Free «Ethical Concerns in Nursing» Essay Sample
Ethics are an important determinant of how a member of a profession is supposed to act, relate and carry out professional tasks. Code of nursing ethics guides nurses in their daily responsibility of providing quality nursing care to the patient while upholding legal and moral obligations. However, there has been a growing concern since it has been increasingly difficult for nurses to carry on their responsibilities. The main obstacle in line with the professional ethics and integrity is the complexity of moral choices and pressures that nurses encounter every day.
The nursing activities are aimed at improving the health and comfort of the patient. Such responsibilities as improving the quality of life, relieving pain and anxiety are all directed towards a moral purpose (Simon, 2012). However, nurses have to be aware of ethical principles and practice their duties ethically. Therefore, the decision made by the nurse should incorporate both moral and professional dimensions. Nurses often find themselves in a dilemma while choosing one action over the other. For instance, a practitioner may receive two calls requiring him/her to take care of two patients at the same time. In this case, the nurse may decide first to attend the patient who is closer simply because of proximity. This choice is ethically right but does not have a moral dimension, and thus it may contradict the idea of integrity. Nurses also encounter moral distress. This is a circumstance when the experts know the morally correct thing to do, but are prevented from taking this action due to external environmental constraints. These constraints may range from legal, organizational or be based on time pressure.
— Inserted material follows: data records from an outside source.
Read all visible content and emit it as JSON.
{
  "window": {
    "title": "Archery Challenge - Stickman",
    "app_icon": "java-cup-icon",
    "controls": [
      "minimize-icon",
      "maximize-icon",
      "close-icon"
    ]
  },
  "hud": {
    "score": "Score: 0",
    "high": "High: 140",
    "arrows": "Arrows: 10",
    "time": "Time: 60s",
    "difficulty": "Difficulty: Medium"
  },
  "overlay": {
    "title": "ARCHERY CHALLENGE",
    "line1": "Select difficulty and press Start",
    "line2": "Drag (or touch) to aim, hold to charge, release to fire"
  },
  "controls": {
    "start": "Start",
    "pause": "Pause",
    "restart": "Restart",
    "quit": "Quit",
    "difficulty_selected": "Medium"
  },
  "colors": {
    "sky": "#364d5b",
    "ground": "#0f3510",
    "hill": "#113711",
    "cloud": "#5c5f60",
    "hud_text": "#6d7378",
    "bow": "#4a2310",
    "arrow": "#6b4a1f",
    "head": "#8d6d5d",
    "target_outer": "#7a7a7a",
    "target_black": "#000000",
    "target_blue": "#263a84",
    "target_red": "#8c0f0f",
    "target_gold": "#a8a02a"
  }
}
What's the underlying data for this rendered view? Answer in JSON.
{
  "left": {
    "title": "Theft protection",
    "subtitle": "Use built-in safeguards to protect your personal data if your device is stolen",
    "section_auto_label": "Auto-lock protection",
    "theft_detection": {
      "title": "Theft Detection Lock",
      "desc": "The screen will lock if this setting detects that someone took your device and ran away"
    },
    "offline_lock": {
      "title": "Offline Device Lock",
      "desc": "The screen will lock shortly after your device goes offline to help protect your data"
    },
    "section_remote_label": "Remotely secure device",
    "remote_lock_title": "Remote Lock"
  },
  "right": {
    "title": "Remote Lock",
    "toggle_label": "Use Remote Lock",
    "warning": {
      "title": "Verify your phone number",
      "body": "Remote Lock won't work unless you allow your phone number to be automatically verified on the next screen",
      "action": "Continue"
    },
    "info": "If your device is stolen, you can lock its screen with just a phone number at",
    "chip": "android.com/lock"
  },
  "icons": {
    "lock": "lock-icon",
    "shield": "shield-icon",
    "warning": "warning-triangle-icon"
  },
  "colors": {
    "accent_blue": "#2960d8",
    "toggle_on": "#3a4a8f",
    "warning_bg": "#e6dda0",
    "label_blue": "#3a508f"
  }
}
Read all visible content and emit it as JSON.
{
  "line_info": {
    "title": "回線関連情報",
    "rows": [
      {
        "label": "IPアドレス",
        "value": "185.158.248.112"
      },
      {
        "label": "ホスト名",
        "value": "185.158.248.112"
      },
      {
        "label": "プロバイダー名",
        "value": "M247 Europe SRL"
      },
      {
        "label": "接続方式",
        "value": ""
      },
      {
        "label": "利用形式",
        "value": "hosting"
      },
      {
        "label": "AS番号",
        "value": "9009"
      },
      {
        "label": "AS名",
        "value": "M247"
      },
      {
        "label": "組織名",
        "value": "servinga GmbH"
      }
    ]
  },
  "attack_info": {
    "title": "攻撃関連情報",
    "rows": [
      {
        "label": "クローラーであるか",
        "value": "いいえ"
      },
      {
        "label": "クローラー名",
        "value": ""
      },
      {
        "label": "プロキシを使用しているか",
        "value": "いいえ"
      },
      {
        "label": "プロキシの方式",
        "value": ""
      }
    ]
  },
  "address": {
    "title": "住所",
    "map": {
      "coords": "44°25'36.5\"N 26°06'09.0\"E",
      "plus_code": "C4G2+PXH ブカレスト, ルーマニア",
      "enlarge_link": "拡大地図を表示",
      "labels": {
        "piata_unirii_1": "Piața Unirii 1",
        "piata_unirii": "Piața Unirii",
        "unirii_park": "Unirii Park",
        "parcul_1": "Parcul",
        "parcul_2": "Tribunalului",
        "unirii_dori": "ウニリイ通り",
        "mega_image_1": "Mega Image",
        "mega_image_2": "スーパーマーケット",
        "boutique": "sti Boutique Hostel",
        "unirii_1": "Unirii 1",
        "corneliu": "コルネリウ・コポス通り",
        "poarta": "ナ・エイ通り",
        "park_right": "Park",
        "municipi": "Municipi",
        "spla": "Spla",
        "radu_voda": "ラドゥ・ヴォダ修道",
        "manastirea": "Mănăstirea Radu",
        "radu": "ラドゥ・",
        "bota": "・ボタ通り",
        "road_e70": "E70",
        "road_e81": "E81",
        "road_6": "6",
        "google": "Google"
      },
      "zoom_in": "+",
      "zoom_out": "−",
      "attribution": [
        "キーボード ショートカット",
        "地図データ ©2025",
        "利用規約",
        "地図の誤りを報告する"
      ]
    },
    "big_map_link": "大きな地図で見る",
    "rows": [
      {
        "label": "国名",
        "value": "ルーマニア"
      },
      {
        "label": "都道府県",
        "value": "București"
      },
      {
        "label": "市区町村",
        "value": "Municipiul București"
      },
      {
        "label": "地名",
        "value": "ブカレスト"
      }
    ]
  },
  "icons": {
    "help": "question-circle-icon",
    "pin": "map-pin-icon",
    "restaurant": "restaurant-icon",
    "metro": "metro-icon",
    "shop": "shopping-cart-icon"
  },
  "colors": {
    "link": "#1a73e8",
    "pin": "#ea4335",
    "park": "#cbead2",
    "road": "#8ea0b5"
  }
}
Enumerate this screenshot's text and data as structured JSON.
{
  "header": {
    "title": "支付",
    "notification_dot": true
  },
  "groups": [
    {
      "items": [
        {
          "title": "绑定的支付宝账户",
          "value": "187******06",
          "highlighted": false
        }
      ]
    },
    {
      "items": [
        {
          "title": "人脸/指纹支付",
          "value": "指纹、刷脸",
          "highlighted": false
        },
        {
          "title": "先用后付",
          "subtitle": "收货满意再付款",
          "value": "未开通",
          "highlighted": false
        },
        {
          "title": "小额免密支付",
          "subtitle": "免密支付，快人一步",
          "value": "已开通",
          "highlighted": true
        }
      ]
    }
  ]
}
Although the nursing profession holds advocating for the patient as the core value, other moral standards may interfere with the care delivery goal. One of such cases occurred in the Rehoboth mission field where nurses engaged with the religious and medical administrators objecting inadequate care to the patients (Lagerwey, 2010). At some point, the patients were advocating for losing access to critical care for an extended period (Lagerwey, 2010). The professional ethics states that a nurse is responsible for advocating and protecting the patient's rights, safety, and health. In the process of seeking quality care, nurses may often find themselves in a “war” with other healthcare stakeholders. Nurses often find themselves in a dilemma when caring for the patient. The nursing ethics grant a nurse with the authority and responsibility for making decisions that promote the health of the patient. However, sometimes cases arise where the patient may reject the medical practice that would have resulted in the optimal results. This leaves a nurse having to decide whether to respect the patient's opinions, wishes, beliefs, and values, or carry out the obligations according to the professional code.
Sharing information concerning the patient's condition is another dilemma that affects many nurses. According to the professional ethics, nurses should ensure honesty in the process of treatment. Families may often consider keeping appropriate information about the patient a secret to protect them from emotional suffering. Nurses find themselves deciding whether the patient should know everything about his/her condition or not, despite the high probability of emotional distress.
Conflicting views on the right course of treatment is another concern in nursing, which often causes ethical distress. Nurses, physicians, and patient’s family members may differ in opinions concerning the right treatment of the patient (Wadensten, Wenneberg, Silen, Ping Fen Tang, & Ahlstrom, 2008). For instance, a physician may decide on further treatment, while a nurse may think that the treatment should be terminated or inappropriate. The physicians may end up ignoring the nurse’s professional competence and knowledge simply because their opinions differ. As a result, the nurse is forced to implement orders which he/she considers inappropriate. This act may be against his/her professional ethics, which allows the nurse authority to make decisions and to take obligation to promote health and care for the patient. At the same time, nurses remain accountable for every action taken in the process of treatment (Bell, 2015). As a result, nurses feel powerless, inferior and disrespected when they are not engaged in decision making.
Nurses experience moral agony and torture when they are caught up in ethical dilemmas related to patients care. Such problems as the shortage of nursing staff cause moral pain to nurses, since the optimal care for all patients is not provided. The lack of nursing staff also leads to increased workload and professional distress. Nurses end up experiencing moral anguish when forced to work overtime and still provide the needed care.
The research of the comparison of ethical concerns in China and Sweden reveals that Chinese nurses experience work overload in the process of caring for critically ill patients (Wadensten et al., 2008). They often have to manage and prioritize tasks on their own in order to ensure they deliver the best care despite feeling powerless due to not being involved in medical decision making (Wadensten et al., 2008). The demanding workload makes it difficult for nurses to provide the best care while complying with all rules and regulations.
In conclusion, nurses often find themselves in ethical dilemmas and conflicts. The causes of distress may differ, and most often the main concern is providing care to the severely ill patients. Moral conflicts may make nurses think that they are not professionally respected in their effort to provide quality care to the patients. Therefore, there should be interventions that would improve nurses’ working conditions, ethical considerations and medical decision involvement. Such approach will ensure that the nurses are engaged and do not feel marginalized in their efforts to provide and improve the quality of healthcare.